Why? Because where one set of transmission lines is required to bring electricity from a typical coal-fired or nuclear power plant, many separate lines are required to carry power from the various locations where the topography is ideal for wind farms – and these are usually much longer runs, as the point of generation is remote from the user. This is not so with traditional power plants. Nor can wind turbines lead to cheaper electricity when these machines are used only part time, and duplicate existing equipment. The U.S. Energy Information Administration provides the following data:
For the U.S. as a whole, electricity prices rose 7 percent, while electricity from solar and wind grew from two to eight percent from 2009 to 2017
In North Dakota, electricity prices rose 40 percent while electricity from solar and wind grew from nine to 27 percent between 2009 and 2017.
In South Dakota, electricity prices rose 34 percent while electricity from solar and wind grew from five to 30 percent between 2009 and 2017.
In Kansas, electricity prices rose 33 percent while electricity from solar and wind grew from six to 36 percent between 2009 and 2017.
In Iowa, electricity prices rose 21 percent while electricity from solar and wind grew from 14 to 37 percent between 2009 and 2017.
In Oklahoma, electricity prices rose 18 percent while electricity from solar and wind grew from four to 32 percent between 2009 and 2017.
In Hawaii, electricity prices rose 23 percent, while electricity from solar and wind grew from 3 to 18 percent between 2009 and 2017.
In California, electricity prices rose 22 percent, while electricity from solar and wind grew from 3 to 23 percent between 2009 and 2017.
States that increased their use of solar and wind generation realized a large increase in electricity costs despite a large decline in natural gas prices. If the cost of NG had not collapsed at the same time solar and wind power were scaled up in the U.S., electricity costs in these states would have been far larger. Further, as they assume a greater role in the power grid, the economic value of solar and wind decline. They produce too much electricity when customers do not need it – and not enough when they do.
Another consideration is the amount of raw materials (steel, fuel, glass, concrete, cement) required (Tons per TWH) to fabricate wind and solar power plants compared to more traditional generation methods. Their ranking, from highest to lowest: Solar PV, Hydro, Wind, Geothermal, and Nuclear.
The underlying commonality to all these additional costs is the physical limits in generating electricity from sunlight and wind. Both are dilute and unreliable. Their use requires far greater expanses of land, longer and less-utilized transmission lines, and large amounts of storage.

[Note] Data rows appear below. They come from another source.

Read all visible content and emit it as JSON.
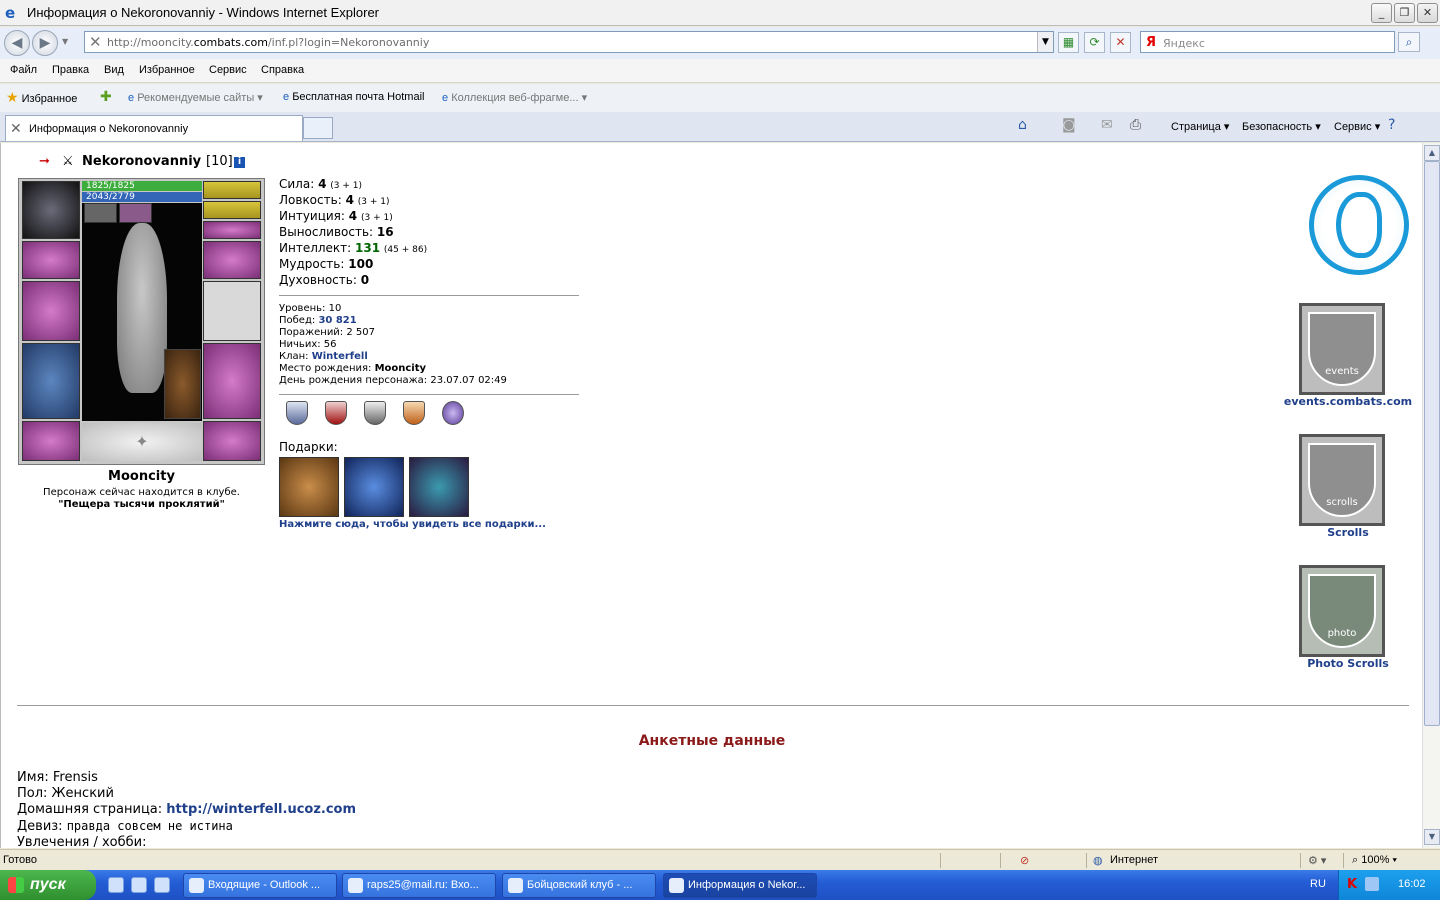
{
  "window": {
    "title": "Информация о Nekoronovanniy - Windows Internet Explorer"
  },
  "address": {
    "url_prefix": "http://mooncity.",
    "url_domain": "combats.com",
    "url_suffix": "/inf.pl?login=Nekoronovanniy",
    "search_placeholder": "Яндекс"
  },
  "menu": [
    "Файл",
    "Правка",
    "Вид",
    "Избранное",
    "Сервис",
    "Справка"
  ],
  "favorites": {
    "label": "Избранное",
    "items": [
      "Рекомендуемые сайты ▾",
      "Бесплатная почта Hotmail",
      "Коллекция веб-фрагме...  ▾"
    ]
  },
  "tab": {
    "label": "Информация о Nekoronovanniy"
  },
  "commandbar": [
    "Страница ▾",
    "Безопасность ▾",
    "Сервис ▾"
  ],
  "character": {
    "name": "Nekoronovanniy",
    "level_tag": "[10]",
    "hp": "1825/1825",
    "mp": "2043/2779",
    "city": "Mooncity",
    "club_line1": "Персонаж сейчас находится в клубе.",
    "club_line2": "\"Пещера тысячи проклятий\""
  },
  "stats": [
    {
      "label": "Сила:",
      "value": "4",
      "bonus": "(3 + 1)"
    },
    {
      "label": "Ловкость:",
      "value": "4",
      "bonus": "(3 + 1)"
    },
    {
      "label": "Интуиция:",
      "value": "4",
      "bonus": "(3 + 1)"
    },
    {
      "label": "Выносливость:",
      "value": "16",
      "bonus": ""
    },
    {
      "label": "Интеллект:",
      "value": "131",
      "bonus": "(45 + 86)"
    },
    {
      "label": "Мудрость:",
      "value": "100",
      "bonus": ""
    },
    {
      "label": "Духовность:",
      "value": "0",
      "bonus": ""
    }
  ],
  "info": {
    "level": "Уровень: 10",
    "wins_label": "Побед:",
    "wins_value": "30 821",
    "losses": "Поражений: 2 507",
    "draws": "Ничьих: 56",
    "clan_label": "Клан:",
    "clan_value": "Winterfell",
    "birthplace_label": "Место рождения:",
    "birthplace_value": "Mooncity",
    "birthday": "День рождения персонажа: 23.07.07 02:49"
  },
  "gifts": {
    "label": "Подарки:",
    "link": "Нажмите сюда, чтобы увидеть все подарки..."
  },
  "sidebar": {
    "events_label": "events.combats.com",
    "events_icon_text": "events",
    "scrolls_label": "Scrolls",
    "scrolls_icon_text": "scrolls",
    "photo_label": "Photo Scrolls",
    "photo_icon_text": "photo"
  },
  "profile": {
    "heading": "Анкетные данные",
    "name": "Имя: Frensis",
    "gender": "Пол: Женский",
    "homepage_label": "Домашняя страница:",
    "homepage_url": "http://winterfell.ucoz.com",
    "motto_label": "Девиз:",
    "motto_value": "правда совсем не истина",
    "hobby_label": "Увлечения / хобби:"
  },
  "status": {
    "text": "Готово",
    "zone": "Интернет",
    "zoom": "100%"
  },
  "taskbar": {
    "start": "пуск",
    "buttons": [
      "Входящие - Outlook ...",
      "raps25@mail.ru: Вхо...",
      "Бойцовский клуб - ...",
      "Информация о Nekor..."
    ],
    "lang": "RU",
    "time": "16:02"
  },
  "colors": {
    "link": "#1f3f8a",
    "heading": "#8b1a1a",
    "hp": "#3dae3d",
    "mp": "#3366b6"
  }
}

In the quest for energy independence, of all the resources we could tap to produce cheap, renewable clean energy, the last thing our state and federal governments should expend limited resources on is wind and solar power projects, for reasons of fundamental physical constraints.

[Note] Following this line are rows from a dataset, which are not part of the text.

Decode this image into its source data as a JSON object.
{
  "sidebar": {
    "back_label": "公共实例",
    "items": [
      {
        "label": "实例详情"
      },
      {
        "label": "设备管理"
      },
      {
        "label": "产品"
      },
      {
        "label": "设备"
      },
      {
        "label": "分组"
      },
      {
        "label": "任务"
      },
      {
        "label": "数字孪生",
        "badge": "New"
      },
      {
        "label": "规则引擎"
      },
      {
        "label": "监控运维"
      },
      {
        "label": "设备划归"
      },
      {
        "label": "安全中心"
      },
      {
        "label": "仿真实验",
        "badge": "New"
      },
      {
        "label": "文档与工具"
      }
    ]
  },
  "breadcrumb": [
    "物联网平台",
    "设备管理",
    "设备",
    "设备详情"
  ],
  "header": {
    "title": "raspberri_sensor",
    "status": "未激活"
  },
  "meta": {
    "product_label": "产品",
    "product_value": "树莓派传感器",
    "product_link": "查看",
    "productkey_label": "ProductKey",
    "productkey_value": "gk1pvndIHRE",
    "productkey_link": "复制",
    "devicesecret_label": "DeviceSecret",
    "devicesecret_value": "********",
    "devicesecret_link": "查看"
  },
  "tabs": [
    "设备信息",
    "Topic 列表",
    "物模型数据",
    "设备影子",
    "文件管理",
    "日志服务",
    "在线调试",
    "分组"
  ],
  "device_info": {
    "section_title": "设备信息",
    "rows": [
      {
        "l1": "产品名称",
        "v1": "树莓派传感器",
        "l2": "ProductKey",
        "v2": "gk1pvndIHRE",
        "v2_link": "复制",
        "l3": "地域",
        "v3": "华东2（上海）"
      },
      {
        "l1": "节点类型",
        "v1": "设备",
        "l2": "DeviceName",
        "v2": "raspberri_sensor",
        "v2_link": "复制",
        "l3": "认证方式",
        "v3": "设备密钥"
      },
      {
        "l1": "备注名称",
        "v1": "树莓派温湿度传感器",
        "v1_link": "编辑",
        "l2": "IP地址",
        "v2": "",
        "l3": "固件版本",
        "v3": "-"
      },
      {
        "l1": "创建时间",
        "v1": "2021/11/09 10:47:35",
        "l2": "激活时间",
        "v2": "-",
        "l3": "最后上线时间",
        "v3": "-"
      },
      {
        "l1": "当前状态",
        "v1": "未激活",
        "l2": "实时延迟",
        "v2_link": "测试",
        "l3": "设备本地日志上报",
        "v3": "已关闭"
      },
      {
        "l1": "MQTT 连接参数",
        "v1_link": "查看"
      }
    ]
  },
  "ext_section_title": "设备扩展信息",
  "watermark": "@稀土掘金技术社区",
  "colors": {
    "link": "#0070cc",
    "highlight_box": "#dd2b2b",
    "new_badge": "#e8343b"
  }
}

The oft reiterated promise of “cheap renewable green energy” is a quixotic myth, fabricated by those who have an economic incentive to lie, championed by those with a political agenda to advance, and believed by those who are too intellectually lazy to do basic research. While there is no “free lunch,” there are practical, cost-effective solutions: natural gas – made plentiful by technological advances in petroleum exploration and extraction – is but one. If not yet technologically feasible, nuclear fusion is worth further study and experimentation. Nuclear fission is also a realistic solution since we now have the ability to make reasonably safe, reliable, cost-effective reactors that produce minimal toxic waste. Americans need to stop chasing a pipe dream and begin making rational policy decisions about energy.
This commentary was compiled using multiple public and private sources.

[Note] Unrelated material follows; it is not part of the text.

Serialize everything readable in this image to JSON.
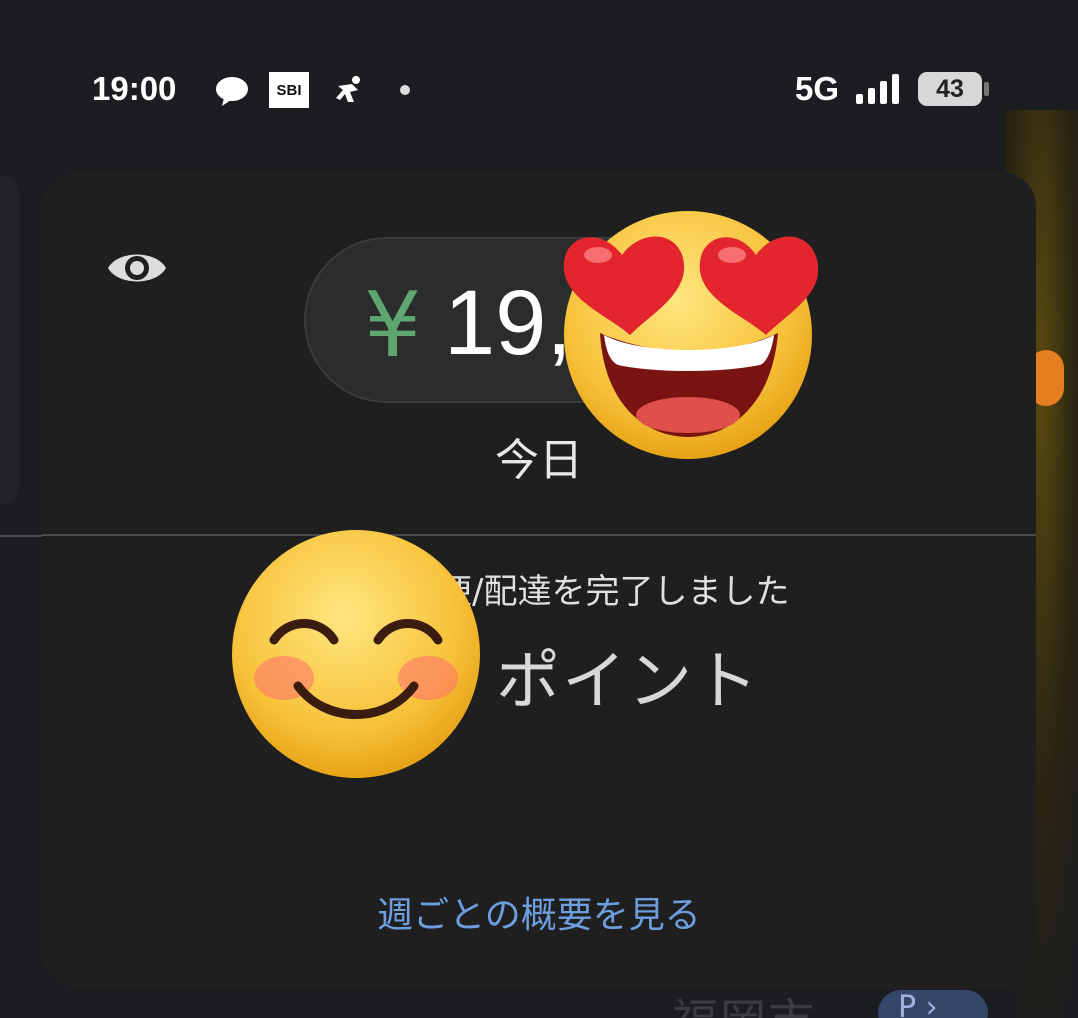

Bruce C. Desautels
|Wind Watch relies entirely
on User Funding